EXERCISE DIRECTIONS - All of the data, from the first line to the last, should be reproduced without alteration.

SUPPLIED DATA -

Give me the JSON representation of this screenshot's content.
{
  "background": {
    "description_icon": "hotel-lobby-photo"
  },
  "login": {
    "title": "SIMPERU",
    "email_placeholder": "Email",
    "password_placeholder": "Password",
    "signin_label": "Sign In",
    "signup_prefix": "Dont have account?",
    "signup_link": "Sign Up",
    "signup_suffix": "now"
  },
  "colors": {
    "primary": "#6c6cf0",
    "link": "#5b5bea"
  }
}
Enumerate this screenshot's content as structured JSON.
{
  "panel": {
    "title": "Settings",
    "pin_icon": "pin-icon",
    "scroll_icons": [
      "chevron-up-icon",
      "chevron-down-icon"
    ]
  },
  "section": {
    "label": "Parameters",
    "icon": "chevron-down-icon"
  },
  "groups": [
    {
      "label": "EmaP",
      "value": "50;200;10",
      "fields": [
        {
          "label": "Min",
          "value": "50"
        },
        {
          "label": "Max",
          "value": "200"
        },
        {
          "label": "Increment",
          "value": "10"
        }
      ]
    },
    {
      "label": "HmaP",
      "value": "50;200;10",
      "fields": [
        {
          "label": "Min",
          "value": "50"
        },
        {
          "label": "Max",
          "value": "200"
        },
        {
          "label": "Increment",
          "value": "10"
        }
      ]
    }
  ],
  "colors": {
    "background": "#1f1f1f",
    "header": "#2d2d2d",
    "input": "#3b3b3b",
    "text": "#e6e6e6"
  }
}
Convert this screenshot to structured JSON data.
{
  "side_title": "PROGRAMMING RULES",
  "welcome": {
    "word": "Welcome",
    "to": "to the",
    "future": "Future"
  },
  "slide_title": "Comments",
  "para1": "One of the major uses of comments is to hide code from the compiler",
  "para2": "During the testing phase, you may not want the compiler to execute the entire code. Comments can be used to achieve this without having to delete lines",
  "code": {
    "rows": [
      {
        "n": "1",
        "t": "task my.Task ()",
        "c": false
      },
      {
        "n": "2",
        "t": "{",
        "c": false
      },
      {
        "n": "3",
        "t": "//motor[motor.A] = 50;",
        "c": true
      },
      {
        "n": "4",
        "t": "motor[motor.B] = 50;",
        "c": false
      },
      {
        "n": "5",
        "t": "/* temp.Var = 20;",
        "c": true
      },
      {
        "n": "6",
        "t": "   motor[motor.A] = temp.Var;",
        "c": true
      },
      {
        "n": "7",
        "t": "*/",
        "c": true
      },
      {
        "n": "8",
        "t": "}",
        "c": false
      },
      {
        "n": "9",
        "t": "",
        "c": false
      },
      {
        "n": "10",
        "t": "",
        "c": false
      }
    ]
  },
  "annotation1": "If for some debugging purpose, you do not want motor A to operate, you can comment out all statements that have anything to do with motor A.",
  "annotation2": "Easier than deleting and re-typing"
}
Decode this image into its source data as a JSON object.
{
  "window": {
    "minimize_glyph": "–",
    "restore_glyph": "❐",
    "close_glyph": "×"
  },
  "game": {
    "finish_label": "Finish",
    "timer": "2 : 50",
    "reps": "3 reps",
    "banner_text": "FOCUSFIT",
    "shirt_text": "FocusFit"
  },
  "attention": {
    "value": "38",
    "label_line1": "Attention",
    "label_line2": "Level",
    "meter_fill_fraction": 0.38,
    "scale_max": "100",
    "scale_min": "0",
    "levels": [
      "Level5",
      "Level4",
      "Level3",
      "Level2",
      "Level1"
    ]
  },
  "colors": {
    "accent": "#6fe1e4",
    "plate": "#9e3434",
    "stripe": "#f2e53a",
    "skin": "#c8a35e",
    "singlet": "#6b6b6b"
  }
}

THE COMPLETED TASK -
Give me the JSON representation of this screenshot's content.
{
  "background": {
    "description_icon": "hotel-lobby-photo"
  },
  "login": {
    "title": "SIMPERU",
    "email_placeholder": "Email",
    "password_placeholder": "Password",
    "signin_label": "Sign In",
    "signup_prefix": "Dont have account?",
    "signup_link": "Sign Up",
    "signup_suffix": "now"
  },
  "colors": {
    "primary": "#6c6cf0",
    "link": "#5b5bea"
  }
}
Enumerate this screenshot's content as structured JSON.
{
  "panel": {
    "title": "Settings",
    "pin_icon": "pin-icon",
    "scroll_icons": [
      "chevron-up-icon",
      "chevron-down-icon"
    ]
  },
  "section": {
    "label": "Parameters",
    "icon": "chevron-down-icon"
  },
  "groups": [
    {
      "label": "EmaP",
      "value": "50;200;10",
      "fields": [
        {
          "label": "Min",
          "value": "50"
        },
        {
          "label": "Max",
          "value": "200"
        },
        {
          "label": "Increment",
          "value": "10"
        }
      ]
    },
    {
      "label": "HmaP",
      "value": "50;200;10",
      "fields": [
        {
          "label": "Min",
          "value": "50"
        },
        {
          "label": "Max",
          "value": "200"
        },
        {
          "label": "Increment",
          "value": "10"
        }
      ]
    }
  ],
  "colors": {
    "background": "#1f1f1f",
    "header": "#2d2d2d",
    "input": "#3b3b3b",
    "text": "#e6e6e6"
  }
}
Convert this screenshot to structured JSON data.
{
  "side_title": "PROGRAMMING RULES",
  "welcome": {
    "word": "Welcome",
    "to": "to the",
    "future": "Future"
  },
  "slide_title": "Comments",
  "para1": "One of the major uses of comments is to hide code from the compiler",
  "para2": "During the testing phase, you may not want the compiler to execute the entire code. Comments can be used to achieve this without having to delete lines",
  "code": {
    "rows": [
      {
        "n": "1",
        "t": "task my.Task ()",
        "c": false
      },
      {
        "n": "2",
        "t": "{",
        "c": false
      },
      {
        "n": "3",
        "t": "//motor[motor.A] = 50;",
        "c": true
      },
      {
        "n": "4",
        "t": "motor[motor.B] = 50;",
        "c": false
      },
      {
        "n": "5",
        "t": "/* temp.Var = 20;",
        "c": true
      },
      {
        "n": "6",
        "t": "   motor[motor.A] = temp.Var;",
        "c": true
      },
      {
        "n": "7",
        "t": "*/",
        "c": true
      },
      {
        "n": "8",
        "t": "}",
        "c": false
      },
      {
        "n": "9",
        "t": "",
        "c": false
      },
      {
        "n": "10",
        "t": "",
        "c": false
      }
    ]
  },
  "annotation1": "If for some debugging purpose, you do not want motor A to operate, you can comment out all statements that have anything to do with motor A.",
  "annotation2": "Easier than deleting and re-typing"
}
Decode this image into its source data as a JSON object.
{
  "window": {
    "minimize_glyph": "–",
    "restore_glyph": "❐",
    "close_glyph": "×"
  },
  "game": {
    "finish_label": "Finish",
    "timer": "2 : 50",
    "reps": "3 reps",
    "banner_text": "FOCUSFIT",
    "shirt_text": "FocusFit"
  },
  "attention": {
    "value": "38",
    "label_line1": "Attention",
    "label_line2": "Level",
    "meter_fill_fraction": 0.38,
    "scale_max": "100",
    "scale_min": "0",
    "levels": [
      "Level5",
      "Level4",
      "Level3",
      "Level2",
      "Level1"
    ]
  },
  "colors": {
    "accent": "#6fe1e4",
    "plate": "#9e3434",
    "stripe": "#f2e53a",
    "skin": "#c8a35e",
    "singlet": "#6b6b6b"
  }
}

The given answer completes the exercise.